→ **PROVIDED DATA**
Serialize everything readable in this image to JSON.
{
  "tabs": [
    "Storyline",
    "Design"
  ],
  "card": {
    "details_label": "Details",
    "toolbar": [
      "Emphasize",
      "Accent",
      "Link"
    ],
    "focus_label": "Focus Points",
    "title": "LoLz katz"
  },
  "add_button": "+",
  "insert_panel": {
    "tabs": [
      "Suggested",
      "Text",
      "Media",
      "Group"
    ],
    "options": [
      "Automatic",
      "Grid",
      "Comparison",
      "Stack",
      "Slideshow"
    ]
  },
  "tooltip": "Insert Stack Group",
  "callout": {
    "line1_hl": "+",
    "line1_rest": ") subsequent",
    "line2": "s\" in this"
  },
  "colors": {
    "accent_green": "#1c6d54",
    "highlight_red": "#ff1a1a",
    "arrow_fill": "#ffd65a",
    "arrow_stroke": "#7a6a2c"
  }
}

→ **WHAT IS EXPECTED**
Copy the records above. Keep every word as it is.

→ **SOLVED PROBLEM**
Serialize everything readable in this image to JSON.
{
  "tabs": [
    "Storyline",
    "Design"
  ],
  "card": {
    "details_label": "Details",
    "toolbar": [
      "Emphasize",
      "Accent",
      "Link"
    ],
    "focus_label": "Focus Points",
    "title": "LoLz katz"
  },
  "add_button": "+",
  "insert_panel": {
    "tabs": [
      "Suggested",
      "Text",
      "Media",
      "Group"
    ],
    "options": [
      "Automatic",
      "Grid",
      "Comparison",
      "Stack",
      "Slideshow"
    ]
  },
  "tooltip": "Insert Stack Group",
  "callout": {
    "line1_hl": "+",
    "line1_rest": ") subsequent",
    "line2": "s\" in this"
  },
  "colors": {
    "accent_green": "#1c6d54",
    "highlight_red": "#ff1a1a",
    "arrow_fill": "#ffd65a",
    "arrow_stroke": "#7a6a2c"
  }
}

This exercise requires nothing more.